In search of a third chief of staff, Trump sets a record

White House Chief of Staff John Kelly arrives for the Interagency Task Force to Monitor and Combat Trafficking in Persons annual meeting at the White House in Washington, U.S., October 11, 2018. REUTERS/Jonathan Ernst - RC1AF68C68D0

When President Trump appoints a replacement to Chief of Staff John Kelly, whose resignation (or firing) he announced on December 8th, he will once again have set a record. This time it is the record for most chiefs of staff within the first 24 months of an administration. Since President Trump’s inauguration, the most influential staff position within the presidency has been characterized by instability, public criticism, and huge fluctuations in influence.

The position of chief of staff, created by President Truman, but at the time vaguely referred to as “the assistant to the president,” was first occupied by John R. Steelman, who stayed a record-setting six years on the job. Since its inception, no president has had three different chiefs of staff over the course of 24 months in office. Among those with some turnover during the second year were President Ford, who was already serving a truncated term due to Nixon’s resignation. In this case, Donald Rumsfeld served 14 months on the job before being promoted to his first stint as Secretary of Defense. He turned the reins over to a young deputy chief of staff, Richard Cheney. After a rocky first year, President Clinton replaced his chief of staff, Mack McLarty, with the OMB Director, Leon Panetta. (McLarty served 16 months on the job.) Most recently, President Obama replaced Rahm Emmanuel (who decided to run for Chicago mayor) after 21 months on the job (Pete Rouse initially served as “acting” chief of staff before Bill Daley took over). In stark contrast, Reince Priebus lasted a little over six months, and assuming John Kelly leaves at the end of December as Trump announced, his tenure will have lasted a tumultuous 17 months. This rocky period was punctuated by threats to leave and claims that the president and others were set to fire him. Such conditions no doubt tested the grit of the retired Marine Corps general.

Aside from those three cases, the remaining seven presidents who named individuals to that post did not have any turnover within the first two years of their administrations. (Presidents Kennedy and Johnson did not have that position within their White House staff structure.) Interestingly, the position during both Bush White Houses was characterized by remarkable stability throughout the first term, posing a sharp contrast to the chief of staff turnover in the Trump White House, where high staff turnover generally has been an historic anomaly.

Though a permanent successor to Kelly has not yet been named, the appointment of a third chief of staff will by no means ensure future stability. In fact, the months ahead will likely complicate an already difficult job. In addition to the vast array of responsibilities and the constant need to temper the president’s instincts, the new chief of staff and the rest of the White House will also be contending with the growing pressure of the Special Counsel’s investigation, the Democrats’ majority in the House of Representatives (likely resulting in multiple investigations and subpoenas), and a preoccupation with the reelection campaign—a condition that permeates the modern presidency.

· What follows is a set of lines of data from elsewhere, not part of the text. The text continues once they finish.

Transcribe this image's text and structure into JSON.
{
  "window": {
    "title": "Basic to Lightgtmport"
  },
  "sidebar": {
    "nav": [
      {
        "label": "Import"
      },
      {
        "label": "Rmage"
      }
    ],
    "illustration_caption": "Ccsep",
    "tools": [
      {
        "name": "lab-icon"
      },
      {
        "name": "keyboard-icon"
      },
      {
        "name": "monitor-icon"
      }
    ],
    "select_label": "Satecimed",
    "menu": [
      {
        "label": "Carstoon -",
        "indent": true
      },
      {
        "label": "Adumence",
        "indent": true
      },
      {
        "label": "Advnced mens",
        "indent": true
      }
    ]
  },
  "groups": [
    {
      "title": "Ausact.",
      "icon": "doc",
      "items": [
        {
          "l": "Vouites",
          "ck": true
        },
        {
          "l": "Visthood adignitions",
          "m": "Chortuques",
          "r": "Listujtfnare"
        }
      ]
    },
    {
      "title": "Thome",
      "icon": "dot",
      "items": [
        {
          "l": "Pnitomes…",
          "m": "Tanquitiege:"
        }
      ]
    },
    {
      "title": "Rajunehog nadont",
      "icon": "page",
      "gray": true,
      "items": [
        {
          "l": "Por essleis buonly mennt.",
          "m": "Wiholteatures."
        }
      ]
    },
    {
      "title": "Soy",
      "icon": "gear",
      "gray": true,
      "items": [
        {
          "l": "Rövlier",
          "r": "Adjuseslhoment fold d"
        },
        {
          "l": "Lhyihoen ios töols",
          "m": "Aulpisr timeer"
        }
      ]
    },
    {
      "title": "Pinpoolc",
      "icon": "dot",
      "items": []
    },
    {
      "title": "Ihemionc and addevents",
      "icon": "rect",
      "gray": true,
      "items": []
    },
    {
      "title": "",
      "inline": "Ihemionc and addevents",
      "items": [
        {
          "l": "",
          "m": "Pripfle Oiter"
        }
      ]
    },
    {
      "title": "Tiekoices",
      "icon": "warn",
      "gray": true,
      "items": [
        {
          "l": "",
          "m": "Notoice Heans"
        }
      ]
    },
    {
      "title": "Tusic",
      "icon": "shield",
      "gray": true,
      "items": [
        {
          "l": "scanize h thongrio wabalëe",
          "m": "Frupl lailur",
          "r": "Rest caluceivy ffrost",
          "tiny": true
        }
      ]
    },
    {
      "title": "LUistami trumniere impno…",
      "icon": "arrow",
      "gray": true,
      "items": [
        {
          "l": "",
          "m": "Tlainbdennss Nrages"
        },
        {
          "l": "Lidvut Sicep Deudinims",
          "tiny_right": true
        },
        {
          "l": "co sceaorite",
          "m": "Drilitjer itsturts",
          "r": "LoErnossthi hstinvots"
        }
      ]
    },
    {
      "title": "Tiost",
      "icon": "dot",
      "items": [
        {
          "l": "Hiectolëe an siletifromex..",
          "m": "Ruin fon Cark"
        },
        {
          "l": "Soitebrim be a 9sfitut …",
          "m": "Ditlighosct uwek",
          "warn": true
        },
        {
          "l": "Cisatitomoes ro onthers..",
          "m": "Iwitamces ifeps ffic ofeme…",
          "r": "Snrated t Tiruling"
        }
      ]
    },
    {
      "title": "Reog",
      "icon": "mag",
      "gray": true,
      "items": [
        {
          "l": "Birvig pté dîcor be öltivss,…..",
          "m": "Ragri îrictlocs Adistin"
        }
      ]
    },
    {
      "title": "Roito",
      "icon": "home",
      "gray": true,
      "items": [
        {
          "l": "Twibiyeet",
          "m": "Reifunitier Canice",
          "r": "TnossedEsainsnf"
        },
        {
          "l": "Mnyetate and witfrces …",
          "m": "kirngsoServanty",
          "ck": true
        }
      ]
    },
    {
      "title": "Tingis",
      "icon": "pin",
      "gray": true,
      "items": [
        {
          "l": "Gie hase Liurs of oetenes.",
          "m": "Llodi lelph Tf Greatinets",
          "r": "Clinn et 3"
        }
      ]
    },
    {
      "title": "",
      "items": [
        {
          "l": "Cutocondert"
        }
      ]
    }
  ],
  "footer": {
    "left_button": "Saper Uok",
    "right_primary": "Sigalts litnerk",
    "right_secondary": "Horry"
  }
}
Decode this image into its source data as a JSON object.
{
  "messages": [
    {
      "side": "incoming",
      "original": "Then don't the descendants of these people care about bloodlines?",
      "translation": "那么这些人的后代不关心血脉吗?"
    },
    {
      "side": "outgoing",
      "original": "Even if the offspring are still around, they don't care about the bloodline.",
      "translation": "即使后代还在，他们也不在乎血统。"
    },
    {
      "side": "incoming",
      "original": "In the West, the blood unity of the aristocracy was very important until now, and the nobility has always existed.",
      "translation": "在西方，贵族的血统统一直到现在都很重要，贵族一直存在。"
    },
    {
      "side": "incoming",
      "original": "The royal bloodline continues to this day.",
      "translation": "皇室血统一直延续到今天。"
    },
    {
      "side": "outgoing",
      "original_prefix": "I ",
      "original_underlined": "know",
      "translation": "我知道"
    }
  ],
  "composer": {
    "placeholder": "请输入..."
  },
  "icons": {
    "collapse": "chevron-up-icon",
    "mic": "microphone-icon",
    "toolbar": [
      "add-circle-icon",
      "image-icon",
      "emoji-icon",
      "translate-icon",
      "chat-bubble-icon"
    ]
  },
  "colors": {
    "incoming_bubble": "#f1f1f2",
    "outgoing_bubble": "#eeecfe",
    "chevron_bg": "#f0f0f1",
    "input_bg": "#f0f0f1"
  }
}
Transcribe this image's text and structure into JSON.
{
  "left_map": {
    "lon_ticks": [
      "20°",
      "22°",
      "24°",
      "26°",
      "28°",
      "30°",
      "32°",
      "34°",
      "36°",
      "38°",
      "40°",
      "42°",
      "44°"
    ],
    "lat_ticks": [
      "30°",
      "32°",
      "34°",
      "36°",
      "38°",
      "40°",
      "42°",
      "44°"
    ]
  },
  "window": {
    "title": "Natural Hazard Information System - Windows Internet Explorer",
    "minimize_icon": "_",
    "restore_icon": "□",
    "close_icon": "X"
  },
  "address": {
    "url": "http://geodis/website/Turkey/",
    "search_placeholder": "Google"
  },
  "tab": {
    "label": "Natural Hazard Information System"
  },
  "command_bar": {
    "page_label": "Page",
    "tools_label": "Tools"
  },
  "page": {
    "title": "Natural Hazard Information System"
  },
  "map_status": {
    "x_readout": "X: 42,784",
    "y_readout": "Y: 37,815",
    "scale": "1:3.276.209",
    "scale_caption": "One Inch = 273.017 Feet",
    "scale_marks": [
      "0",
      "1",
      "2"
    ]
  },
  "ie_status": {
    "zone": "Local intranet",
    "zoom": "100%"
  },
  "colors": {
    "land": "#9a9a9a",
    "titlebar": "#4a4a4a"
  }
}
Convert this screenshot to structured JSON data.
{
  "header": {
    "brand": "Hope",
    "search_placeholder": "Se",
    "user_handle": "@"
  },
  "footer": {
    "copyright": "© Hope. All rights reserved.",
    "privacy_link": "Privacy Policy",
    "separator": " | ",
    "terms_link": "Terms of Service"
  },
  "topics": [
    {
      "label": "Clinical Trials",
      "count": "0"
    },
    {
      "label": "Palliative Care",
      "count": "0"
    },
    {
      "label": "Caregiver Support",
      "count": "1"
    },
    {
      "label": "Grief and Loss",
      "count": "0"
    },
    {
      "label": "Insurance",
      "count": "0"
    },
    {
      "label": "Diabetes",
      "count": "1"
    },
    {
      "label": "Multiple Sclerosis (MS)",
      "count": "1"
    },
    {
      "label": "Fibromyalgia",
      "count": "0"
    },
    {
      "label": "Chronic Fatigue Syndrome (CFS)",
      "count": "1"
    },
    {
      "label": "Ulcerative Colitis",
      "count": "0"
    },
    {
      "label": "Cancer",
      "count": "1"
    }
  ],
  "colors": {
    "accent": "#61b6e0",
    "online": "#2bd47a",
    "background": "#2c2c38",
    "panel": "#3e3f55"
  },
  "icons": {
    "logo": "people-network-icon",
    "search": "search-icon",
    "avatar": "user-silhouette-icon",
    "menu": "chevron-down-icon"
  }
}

The intensive efforts the reelection campaign will require will have a profound impact on day-to-day operations and add an additional realm of responsibility and oversight. The new chief of staff will become the linchpin between the White House and the reelection campaign—necessitating management, critical decision making, and perhaps an added level of stress as the president tries to navigate this new terrain.